Phillies

Phillies

It's official: The Phillies have traded Cole Hamels and Jake Diekman to the Texas Rangers for six players.

Word of the trade initially came out late Wednesday night, but a deal involving so many players and so much money changing hands is complex in nature and took time to finalize.

Phils GM Ruben Amaro Jr. and Hamels spoke at press conferences today. Amaro referenced the difficulty of rebuilding and moving on from players that have had so much success with the organization.

"There is nothing at all easy about any of these decisions and trades," Amaro said. "Jimmy Rollins, Cole Hamels — they’re difficult because these are iconic players for our organization but this is exactly what we set out to do. We got a very good package of players that I think will help propel this organization forward in the future."

Hamels said he was ready for his "new baseball chapter," but spoke glowingly of the place that drafted him and gave him the opportunity to win a World Series.

"When we go to take that parade down Broad Street and see what it really meant to the fans here," Hamels said. "I can't thank you [enough] for that. It's been one the most joyous experiences that not only myself, but family has been able to be a part of."

Hamels will start for the Rangers Saturday in Texas against the Giants. In 10 seasons as a Phillie, Hamels went 114-90 with a 3.30 ERA. 

 

The Phillies receive catcher Jorge Alfaro, outfielder Nick Williams, right-handed pitchers Jake Thompson, Alec Asher and Jerad Eickhoff, and veteran lefty Matt Harrison.

Harrison the only one with big-league experience. Asher and Eickhoff had been pitching at Triple A. Williams and Thompson were at Double A in the Rangers' system. Alfaro had also been at Double A before suffering an ankle injury that required surgery. According to CSNPhilly.com's Jim Salisbury, Alfaro could play again this season.

Amaro called Alfaro and Williams "premium prospects." He also brought up the possibility that Alfaro could switch to another position if catching proves too troublesome on his ankle.

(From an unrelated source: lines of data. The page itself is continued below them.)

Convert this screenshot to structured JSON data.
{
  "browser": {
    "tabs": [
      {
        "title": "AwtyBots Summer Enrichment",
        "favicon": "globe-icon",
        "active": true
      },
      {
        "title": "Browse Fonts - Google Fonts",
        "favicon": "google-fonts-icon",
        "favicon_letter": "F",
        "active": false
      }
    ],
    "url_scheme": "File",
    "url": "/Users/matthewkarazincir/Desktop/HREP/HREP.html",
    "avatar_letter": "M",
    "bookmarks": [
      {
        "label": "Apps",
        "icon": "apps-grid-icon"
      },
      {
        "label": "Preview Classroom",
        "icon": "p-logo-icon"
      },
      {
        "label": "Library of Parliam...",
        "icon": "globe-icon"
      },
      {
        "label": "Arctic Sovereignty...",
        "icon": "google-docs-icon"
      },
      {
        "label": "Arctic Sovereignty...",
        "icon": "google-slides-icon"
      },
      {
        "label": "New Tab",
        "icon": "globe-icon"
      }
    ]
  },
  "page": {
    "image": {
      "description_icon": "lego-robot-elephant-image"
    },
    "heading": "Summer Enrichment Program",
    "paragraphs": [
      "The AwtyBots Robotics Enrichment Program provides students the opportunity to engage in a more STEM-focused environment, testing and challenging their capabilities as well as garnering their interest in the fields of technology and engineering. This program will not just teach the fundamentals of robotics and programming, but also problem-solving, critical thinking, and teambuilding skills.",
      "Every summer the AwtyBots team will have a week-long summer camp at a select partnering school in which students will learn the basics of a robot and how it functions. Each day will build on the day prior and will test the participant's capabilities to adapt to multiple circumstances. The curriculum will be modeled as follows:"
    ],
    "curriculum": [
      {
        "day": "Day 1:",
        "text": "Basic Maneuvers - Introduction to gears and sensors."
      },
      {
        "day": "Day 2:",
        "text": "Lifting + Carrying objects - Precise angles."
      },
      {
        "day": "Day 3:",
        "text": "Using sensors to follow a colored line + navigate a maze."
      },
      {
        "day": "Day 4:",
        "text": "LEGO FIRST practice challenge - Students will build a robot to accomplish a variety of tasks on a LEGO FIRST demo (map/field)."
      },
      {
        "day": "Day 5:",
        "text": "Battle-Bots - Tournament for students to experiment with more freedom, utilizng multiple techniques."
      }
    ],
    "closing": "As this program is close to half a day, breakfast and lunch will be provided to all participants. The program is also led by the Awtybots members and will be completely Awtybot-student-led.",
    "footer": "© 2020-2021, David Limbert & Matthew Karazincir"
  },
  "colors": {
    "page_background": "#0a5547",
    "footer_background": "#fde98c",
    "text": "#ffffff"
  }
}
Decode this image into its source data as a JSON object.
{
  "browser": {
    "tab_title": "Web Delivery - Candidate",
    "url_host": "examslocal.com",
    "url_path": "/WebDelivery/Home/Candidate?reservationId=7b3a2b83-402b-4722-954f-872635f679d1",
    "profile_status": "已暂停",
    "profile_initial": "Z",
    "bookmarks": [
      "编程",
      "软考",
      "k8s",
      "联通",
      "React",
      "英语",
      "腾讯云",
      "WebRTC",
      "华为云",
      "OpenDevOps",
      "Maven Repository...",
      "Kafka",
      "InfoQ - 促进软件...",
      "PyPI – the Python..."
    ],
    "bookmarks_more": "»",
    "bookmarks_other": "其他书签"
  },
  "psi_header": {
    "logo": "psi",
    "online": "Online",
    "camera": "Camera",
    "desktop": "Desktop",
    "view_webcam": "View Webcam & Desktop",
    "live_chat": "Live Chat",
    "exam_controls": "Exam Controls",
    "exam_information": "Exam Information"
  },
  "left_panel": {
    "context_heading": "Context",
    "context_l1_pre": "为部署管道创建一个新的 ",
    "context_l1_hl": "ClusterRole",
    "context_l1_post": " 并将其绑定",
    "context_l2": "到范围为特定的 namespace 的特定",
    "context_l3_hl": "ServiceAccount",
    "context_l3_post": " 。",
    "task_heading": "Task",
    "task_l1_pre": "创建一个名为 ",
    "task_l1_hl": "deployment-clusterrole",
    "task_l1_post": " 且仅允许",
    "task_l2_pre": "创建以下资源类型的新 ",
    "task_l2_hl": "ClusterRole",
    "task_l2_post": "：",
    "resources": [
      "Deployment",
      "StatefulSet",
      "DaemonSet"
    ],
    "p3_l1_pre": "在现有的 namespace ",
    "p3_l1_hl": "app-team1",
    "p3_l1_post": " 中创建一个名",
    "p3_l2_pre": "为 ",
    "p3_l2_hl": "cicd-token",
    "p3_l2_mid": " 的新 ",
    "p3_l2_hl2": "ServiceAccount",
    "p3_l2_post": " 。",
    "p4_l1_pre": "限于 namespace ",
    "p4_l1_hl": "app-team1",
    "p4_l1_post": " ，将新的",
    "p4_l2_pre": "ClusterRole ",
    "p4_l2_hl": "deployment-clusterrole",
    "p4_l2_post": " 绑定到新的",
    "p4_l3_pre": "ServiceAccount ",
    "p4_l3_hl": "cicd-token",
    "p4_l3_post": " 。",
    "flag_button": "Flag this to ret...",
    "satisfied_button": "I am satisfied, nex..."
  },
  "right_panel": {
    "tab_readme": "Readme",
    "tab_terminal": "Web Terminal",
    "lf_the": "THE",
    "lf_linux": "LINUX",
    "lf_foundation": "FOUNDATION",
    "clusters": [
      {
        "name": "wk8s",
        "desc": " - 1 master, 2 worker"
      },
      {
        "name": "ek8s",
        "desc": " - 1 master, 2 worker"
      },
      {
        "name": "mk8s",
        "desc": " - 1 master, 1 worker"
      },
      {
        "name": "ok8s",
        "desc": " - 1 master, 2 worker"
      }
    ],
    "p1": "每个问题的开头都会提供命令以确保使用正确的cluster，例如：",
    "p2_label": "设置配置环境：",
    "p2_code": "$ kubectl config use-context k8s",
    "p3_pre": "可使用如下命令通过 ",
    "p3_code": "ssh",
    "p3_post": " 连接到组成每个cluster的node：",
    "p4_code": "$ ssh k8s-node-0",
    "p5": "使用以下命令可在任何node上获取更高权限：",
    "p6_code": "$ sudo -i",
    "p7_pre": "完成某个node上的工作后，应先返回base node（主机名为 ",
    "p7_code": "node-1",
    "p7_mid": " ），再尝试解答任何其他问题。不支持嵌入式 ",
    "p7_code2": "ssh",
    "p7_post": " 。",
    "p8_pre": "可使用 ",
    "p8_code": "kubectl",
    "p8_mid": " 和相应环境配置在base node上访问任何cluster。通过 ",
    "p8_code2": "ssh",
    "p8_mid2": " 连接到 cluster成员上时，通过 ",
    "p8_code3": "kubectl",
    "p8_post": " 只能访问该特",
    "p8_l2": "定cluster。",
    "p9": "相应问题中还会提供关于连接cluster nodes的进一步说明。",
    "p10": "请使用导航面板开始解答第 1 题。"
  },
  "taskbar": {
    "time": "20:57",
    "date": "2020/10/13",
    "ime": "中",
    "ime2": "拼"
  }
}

"One of the things that is of risk is that because it is an ankle and because he plays that position where they say he is flexed all the time with that ankle, but we don’t think it is going to be a long-term issue because it was an acute injury," Amaro said of Alfaro. "Actually, he was leading off second base and I think he just twisted it in a weird way, I think he damaged a ligament sheath. I’m not a doctor so I don’t know all the ins and outs of it, but we felt comfortable enough to go ahead and move forward without feeling that it is going to be a long-term issue for him as a catcher.

"We did get him as a catcher. The beauty of Alfaro is that this guy can swing the bat and is so athletic that he can play another position if the catching thing doesn’t work out. But he’s made great strides over the last few years, particularly with his work behind the plate, and we hope that he can impact us behind the plate."

The Phillies would not have been able to bring back this sort of prospect package had they not provided some financial relief to the Rangers. Between the money being sent to Texas in the deal and the money the Phillies are assuming by taking on Harrison's contract, they're subsidizing about half of Hamels' remaining contract.

"We’re in a world where teams are buying talent," Amaro said. "This is one of the ways that we can use our economic muscle to buy talent, and I think that in a lot of ways that’s what we did. But we bought talent with talent, and we bought talent with dollars and cents as well. These are things that have to get approved by our ownership group, that Pat (Gillick) has to approve, and these are not simple or easy but based on all of the information that we had with the package that we ended up getting, I think we used our money wisely."